Looking at the first vertical row, we can see that we began with three strips up and two strips down when the “unit” was in the same orientation as in Figure 7.
When you weave the second “unit” I believe that it is necessary to weave the strips exactly the same as the first one. The two upright portions should be facing the same way when you start as you did in the first “unit”. And if you began with two strips down and three strips up for the first vertical row, you should do the same for the second “unit”.
When you have finished the second “unit”, it’s time to weave the two “units” together. Note the corner where the two upright koana meet. It’s the halfway point in Figure 4. Orient the two “units” so that these two corners are pointing at each other. See Figure 8 below. An unwoven, overlapping section is at the top of the figure.
Figure 8. One of the sections woven like Figure 7
When you are beginning this new section, it is very important that the weaving is a direct continuation of the already woven sections on either side of it. See Figure 9 for a more clear view.
Figure 9. Same stage as in Figure 8 but from a slightly different angle.
Follow a single row from the right to the left. Notice that the same over-under weaving continues across the seam. You can see this even more clearly in Figure 10.
Figure 10. This figure shows the “good” side when two of the “units are woven together.
Figure 10 shows two “units” joined and all four sections woven to make a piko. Now it’s time to make another “unit” of two pairs and join that to the first group.
Figure 11. The corner of the third “unit” faces the first group
Figure 11 shows the orientation of the third “unit” to the first group. When you begin weaving in the two overlapping strips, just weave enough to make a square at this point. Also make sure that your weaving is compatible with the already woven material on either side.
Figure 12. We weave in the third “unit”
In Figure 12 we have woven both sides of the last “unit”. Figure 13 shows a similar example of the type of piko we have woven only using the maka ‘o’eno (twill) weave instead of the maka moena (check) weave.
Figure 13. The underside of the hat shown in Figure 1
Figure 13 shows the underside of Figure 1 wherein the third “unit”, is woven into the first two.

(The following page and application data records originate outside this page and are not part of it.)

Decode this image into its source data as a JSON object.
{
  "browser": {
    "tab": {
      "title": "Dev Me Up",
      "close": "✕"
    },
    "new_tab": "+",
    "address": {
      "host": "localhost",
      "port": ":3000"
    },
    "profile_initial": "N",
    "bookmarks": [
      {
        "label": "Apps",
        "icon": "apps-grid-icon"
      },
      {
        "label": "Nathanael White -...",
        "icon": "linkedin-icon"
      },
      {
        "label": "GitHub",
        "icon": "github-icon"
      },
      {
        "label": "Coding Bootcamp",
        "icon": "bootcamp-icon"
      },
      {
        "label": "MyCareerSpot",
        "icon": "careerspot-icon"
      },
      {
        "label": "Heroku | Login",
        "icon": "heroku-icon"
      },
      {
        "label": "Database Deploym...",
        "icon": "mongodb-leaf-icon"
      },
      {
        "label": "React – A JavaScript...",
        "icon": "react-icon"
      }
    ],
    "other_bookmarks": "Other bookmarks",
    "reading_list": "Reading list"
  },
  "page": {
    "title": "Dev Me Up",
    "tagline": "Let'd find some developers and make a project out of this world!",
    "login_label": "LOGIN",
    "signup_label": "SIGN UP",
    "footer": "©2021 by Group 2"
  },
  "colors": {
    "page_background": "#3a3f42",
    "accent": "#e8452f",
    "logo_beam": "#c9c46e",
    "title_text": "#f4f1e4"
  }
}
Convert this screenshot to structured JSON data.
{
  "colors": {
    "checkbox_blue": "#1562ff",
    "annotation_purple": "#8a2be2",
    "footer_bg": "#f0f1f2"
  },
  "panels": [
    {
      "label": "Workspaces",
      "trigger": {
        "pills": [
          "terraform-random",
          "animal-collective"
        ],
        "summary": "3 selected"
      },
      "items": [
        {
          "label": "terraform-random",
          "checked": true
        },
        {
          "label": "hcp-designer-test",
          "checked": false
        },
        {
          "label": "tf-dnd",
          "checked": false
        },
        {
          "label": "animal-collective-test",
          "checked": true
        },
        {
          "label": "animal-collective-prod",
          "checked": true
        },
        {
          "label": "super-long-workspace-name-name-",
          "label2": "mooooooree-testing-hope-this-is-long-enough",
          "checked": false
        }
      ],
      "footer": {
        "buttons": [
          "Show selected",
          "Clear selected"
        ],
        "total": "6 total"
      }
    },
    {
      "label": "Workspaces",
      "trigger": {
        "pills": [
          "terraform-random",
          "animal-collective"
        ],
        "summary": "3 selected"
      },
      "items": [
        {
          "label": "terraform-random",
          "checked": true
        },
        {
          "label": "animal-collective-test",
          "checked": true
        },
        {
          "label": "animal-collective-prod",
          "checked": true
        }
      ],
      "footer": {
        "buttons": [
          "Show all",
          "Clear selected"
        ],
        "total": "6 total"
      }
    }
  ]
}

We’ll stop weaving at this point, noting that the remaining overlapping strips in Figure 12 will need to be woven in during the next step, the making of the pa. The pa step is much more involved and complex and will involve making a new page.